This print is from the same year as Corfe (as far as I can make out) but there is already a change in his approach. Gone are the fussy textile patternings of the English 1920s and in comes a new sense of structure, perspective and detailing, which is so much a part of Riviere's charm. He isn't as good or as chic as the Frenchman but then he isn't too much like him either. Nor would he have been the first Londoner to have gone over to France for inspiration but from the mid-twenties onwards he kept on going back. Untill 1964, in fact.
The following year he came up with his most well-known print, Northern Patrol. It is based, almost word for word, on one of his paintings and although the painting gives a greater idea of the sea's loneliness and power, the print on this occasion is the better work, I think.
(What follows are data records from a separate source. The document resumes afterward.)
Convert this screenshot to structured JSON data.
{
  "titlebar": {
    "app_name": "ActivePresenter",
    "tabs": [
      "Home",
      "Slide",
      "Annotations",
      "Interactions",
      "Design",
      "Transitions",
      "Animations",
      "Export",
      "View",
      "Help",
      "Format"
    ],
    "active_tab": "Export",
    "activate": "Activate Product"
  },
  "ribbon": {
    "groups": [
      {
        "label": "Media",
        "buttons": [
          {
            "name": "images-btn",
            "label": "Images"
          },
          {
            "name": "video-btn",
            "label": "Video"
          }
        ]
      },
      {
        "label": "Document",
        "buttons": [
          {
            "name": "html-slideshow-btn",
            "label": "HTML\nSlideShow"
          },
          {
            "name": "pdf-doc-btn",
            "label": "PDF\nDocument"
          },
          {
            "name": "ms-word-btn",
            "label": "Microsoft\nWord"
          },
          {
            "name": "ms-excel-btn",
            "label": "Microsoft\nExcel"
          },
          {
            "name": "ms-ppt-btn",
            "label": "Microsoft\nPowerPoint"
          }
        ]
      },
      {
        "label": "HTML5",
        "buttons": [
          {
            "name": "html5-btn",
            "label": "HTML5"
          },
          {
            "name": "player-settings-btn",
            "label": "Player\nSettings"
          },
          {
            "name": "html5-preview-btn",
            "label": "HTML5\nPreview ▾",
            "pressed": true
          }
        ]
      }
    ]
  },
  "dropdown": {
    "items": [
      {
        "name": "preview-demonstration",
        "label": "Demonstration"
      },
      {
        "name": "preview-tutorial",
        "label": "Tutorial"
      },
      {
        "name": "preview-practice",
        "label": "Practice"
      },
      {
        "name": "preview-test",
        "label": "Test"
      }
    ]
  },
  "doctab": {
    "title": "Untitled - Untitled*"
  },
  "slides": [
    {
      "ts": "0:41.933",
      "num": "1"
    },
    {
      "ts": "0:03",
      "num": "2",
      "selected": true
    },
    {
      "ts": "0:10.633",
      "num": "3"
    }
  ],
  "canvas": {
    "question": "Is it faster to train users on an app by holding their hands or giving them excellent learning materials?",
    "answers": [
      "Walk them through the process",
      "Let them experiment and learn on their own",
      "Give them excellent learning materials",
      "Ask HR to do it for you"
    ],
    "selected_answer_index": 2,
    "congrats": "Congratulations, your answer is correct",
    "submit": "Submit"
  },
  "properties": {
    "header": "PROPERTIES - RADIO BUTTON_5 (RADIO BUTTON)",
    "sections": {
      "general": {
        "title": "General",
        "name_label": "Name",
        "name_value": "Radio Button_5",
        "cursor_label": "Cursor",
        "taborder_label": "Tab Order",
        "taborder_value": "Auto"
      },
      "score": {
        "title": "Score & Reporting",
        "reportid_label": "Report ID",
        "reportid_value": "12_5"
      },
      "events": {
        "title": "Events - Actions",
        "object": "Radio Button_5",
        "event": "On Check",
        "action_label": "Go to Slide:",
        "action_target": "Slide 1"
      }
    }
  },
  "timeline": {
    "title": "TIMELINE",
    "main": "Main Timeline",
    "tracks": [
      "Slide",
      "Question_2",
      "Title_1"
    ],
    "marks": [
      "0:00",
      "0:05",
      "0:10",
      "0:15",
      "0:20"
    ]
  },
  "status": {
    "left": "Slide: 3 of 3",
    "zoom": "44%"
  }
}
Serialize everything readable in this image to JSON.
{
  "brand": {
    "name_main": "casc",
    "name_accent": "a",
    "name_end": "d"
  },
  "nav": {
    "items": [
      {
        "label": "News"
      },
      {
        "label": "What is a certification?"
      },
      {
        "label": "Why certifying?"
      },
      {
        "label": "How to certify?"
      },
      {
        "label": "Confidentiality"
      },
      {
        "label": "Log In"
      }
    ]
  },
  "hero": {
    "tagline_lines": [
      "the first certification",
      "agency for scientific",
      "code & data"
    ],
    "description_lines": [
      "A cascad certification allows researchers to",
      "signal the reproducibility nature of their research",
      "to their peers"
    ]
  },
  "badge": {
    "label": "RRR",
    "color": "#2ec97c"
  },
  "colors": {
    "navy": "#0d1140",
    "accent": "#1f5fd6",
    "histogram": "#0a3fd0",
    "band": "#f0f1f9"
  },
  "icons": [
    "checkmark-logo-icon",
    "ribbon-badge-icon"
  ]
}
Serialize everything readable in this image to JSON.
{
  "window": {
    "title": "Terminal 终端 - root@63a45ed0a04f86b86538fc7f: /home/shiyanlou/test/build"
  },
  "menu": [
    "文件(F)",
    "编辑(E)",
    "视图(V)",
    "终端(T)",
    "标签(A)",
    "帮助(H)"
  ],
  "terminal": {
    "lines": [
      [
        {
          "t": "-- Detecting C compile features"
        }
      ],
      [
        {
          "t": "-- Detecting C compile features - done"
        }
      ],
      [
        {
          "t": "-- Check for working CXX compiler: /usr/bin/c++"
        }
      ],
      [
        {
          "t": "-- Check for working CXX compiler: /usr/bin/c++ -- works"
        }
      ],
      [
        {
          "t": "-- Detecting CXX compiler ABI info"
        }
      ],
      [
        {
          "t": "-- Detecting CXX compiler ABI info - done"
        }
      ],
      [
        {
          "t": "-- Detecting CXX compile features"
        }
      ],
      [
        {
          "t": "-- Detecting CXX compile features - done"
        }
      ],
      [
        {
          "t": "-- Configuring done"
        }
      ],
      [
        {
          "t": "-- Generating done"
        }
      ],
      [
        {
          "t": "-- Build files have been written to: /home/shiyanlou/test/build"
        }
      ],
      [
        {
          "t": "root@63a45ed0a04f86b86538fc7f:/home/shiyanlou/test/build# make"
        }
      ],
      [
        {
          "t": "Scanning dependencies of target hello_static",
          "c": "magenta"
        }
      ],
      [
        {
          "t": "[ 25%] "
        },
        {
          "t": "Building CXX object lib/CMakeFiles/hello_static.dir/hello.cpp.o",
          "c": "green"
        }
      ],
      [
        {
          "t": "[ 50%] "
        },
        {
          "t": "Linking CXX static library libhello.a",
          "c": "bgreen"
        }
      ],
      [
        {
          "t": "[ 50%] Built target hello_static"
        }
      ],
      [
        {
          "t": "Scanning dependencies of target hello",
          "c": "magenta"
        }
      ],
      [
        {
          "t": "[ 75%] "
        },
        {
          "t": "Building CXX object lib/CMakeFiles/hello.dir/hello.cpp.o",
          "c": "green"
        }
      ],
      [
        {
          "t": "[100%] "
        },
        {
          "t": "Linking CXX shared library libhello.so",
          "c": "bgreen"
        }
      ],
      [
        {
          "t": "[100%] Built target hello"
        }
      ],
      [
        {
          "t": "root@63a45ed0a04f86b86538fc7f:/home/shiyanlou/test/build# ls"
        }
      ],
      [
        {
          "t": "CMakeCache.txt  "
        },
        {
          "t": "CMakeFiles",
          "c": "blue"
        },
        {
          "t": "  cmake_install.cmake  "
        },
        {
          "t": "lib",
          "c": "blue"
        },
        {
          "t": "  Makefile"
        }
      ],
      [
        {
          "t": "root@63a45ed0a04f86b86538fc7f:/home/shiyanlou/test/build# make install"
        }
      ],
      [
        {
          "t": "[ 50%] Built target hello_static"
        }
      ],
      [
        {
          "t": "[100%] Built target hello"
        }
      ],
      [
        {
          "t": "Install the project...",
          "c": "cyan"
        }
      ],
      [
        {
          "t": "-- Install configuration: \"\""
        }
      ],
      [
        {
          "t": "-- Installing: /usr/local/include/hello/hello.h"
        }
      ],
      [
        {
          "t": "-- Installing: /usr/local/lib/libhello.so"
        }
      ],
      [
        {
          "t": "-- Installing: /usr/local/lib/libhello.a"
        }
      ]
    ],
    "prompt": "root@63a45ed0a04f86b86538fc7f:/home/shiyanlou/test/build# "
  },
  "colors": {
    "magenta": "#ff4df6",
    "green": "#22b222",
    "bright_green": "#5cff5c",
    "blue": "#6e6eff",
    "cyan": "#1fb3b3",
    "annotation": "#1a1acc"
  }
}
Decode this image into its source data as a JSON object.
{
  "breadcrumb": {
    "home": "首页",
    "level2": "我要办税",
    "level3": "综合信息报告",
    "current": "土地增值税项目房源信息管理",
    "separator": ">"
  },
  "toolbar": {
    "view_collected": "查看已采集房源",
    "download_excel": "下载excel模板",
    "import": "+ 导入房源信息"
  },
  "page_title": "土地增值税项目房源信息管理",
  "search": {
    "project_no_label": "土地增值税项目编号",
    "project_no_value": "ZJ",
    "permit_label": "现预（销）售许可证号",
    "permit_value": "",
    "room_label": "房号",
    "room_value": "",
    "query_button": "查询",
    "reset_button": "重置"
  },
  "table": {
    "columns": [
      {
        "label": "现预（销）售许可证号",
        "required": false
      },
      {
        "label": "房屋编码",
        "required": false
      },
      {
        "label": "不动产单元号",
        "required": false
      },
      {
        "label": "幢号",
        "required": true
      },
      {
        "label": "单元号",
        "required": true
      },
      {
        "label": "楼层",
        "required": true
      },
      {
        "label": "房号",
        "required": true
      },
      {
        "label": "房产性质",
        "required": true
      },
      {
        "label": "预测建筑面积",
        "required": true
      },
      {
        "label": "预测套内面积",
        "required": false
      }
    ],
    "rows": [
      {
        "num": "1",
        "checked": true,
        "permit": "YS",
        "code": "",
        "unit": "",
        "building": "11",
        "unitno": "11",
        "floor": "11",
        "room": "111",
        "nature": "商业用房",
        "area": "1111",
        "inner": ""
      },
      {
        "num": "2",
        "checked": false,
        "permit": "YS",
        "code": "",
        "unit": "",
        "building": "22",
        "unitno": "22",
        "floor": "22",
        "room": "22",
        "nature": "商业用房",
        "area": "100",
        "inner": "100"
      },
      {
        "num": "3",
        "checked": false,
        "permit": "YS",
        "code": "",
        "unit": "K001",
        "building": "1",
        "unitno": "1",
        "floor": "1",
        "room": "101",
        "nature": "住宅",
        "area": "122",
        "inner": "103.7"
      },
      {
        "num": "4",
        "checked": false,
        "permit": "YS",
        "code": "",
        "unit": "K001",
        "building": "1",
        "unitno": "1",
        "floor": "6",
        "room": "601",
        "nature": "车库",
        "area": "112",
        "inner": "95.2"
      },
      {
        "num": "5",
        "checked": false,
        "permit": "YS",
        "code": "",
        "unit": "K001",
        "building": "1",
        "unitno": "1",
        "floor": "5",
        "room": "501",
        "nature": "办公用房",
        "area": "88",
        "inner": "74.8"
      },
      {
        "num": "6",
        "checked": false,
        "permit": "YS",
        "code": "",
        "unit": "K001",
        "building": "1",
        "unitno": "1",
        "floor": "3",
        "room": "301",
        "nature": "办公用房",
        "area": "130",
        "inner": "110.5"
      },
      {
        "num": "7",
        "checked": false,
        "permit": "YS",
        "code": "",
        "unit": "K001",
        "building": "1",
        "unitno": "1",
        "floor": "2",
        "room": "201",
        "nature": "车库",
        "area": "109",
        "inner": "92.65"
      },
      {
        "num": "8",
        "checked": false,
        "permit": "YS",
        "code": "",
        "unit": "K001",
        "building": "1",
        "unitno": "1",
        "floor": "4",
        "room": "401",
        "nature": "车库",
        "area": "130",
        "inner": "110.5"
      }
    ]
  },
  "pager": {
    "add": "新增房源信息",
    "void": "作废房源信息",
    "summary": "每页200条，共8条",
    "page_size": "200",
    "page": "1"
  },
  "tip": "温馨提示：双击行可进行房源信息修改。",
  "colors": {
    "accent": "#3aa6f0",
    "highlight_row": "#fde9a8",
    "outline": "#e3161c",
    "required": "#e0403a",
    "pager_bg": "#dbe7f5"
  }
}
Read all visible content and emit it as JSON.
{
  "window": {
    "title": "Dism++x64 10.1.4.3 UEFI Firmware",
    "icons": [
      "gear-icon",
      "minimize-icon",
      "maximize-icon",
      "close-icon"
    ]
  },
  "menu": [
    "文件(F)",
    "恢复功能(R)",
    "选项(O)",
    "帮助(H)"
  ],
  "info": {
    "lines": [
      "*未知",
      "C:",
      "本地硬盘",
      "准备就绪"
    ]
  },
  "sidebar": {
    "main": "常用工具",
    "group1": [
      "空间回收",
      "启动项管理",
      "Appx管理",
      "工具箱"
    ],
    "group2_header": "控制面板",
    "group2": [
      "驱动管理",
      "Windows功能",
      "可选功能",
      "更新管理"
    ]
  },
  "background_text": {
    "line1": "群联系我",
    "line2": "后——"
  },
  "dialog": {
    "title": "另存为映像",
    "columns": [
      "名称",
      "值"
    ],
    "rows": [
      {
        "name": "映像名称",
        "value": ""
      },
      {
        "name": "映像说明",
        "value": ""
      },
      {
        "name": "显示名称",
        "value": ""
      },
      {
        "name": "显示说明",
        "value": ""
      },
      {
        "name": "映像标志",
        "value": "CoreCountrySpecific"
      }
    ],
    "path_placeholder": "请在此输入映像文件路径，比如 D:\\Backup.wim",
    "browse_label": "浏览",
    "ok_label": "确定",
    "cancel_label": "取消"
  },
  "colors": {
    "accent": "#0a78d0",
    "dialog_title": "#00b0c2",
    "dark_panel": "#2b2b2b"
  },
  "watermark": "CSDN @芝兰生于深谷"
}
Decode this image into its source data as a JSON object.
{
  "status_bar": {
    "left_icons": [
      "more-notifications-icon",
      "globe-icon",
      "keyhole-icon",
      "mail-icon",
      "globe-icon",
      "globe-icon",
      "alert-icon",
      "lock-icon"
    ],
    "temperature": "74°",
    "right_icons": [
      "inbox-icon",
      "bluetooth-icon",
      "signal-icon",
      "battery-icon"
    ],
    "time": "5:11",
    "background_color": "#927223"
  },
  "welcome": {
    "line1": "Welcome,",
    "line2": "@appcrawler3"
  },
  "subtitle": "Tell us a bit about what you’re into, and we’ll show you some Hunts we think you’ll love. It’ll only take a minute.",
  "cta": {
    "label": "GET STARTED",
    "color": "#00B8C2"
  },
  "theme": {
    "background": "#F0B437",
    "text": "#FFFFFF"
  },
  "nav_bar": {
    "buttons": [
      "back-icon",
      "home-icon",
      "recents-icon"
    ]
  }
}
I like the reflections on the deck but when I first saw this woodcut many years ago, I was taken aback - firstly by the image itself and secondly by the price. (I was in the Japanese gallery on Kensington Church St, having spent a fruitless morning at the Portobello Road). I do think it is overworked and that it comes across less well when you see it. But this is equally true of Le pont d'Avignon, which I also failed to buy at some point. But then my life is littered with regrets.
There are more paintings and drawings of France (watercolour, oil, gouache - he tried them all) than anything else. I've included his lovely Vue du chateau, which finds him in full Riviere mode. So much so it reads like a woodcut and it strikes me that the madder pink and blue-green trees might date the picture to the mid 1920s. One very striking fact is that he went on making colour woodcuts untill the late 1940s, after even Ian Cheyne and John Platt had given up. So you have to assume that he did enjoy making them. Nor did his style remain constant. There are further changes and it's these shifts that make him less of an amateur than people sometimes think he is. There is a consistent tone throughout all his work but he learned to limit his palette to achieve the subtle and delicate effects that are so often remarked upon.
But this represents his mature style. In the doldrums (of the becalmed sailing ship) dates from 1928 and all the rest of his woodcuts from then on are more subdued and subtle. In the doldrums is the most impressionist print of his I've come across but View of Kynance Cove looks straight out from the beach at the breaking surf. The incoming waves are the subject and, basically, I think he's a painter first and his prints are often the tonal works of a painter, not always 100% successful but always of interest. In fact, his best paintings are surprisingly good without ever quite being modern.
Vue du chateau isn't typical but it is nice meeting of Japanese patterning with French delicacy of manner. There's an odd occurence in the left foreground again and I'm not exactly sure what's going off but I suspect you will all be used to this by now. (I need to credit Bellagraphica in Cornwall for Corfe and William P Carl Fine Prints for In the doldrums and Le pont d'Avignon. So far as I know, all the prints are still for sale).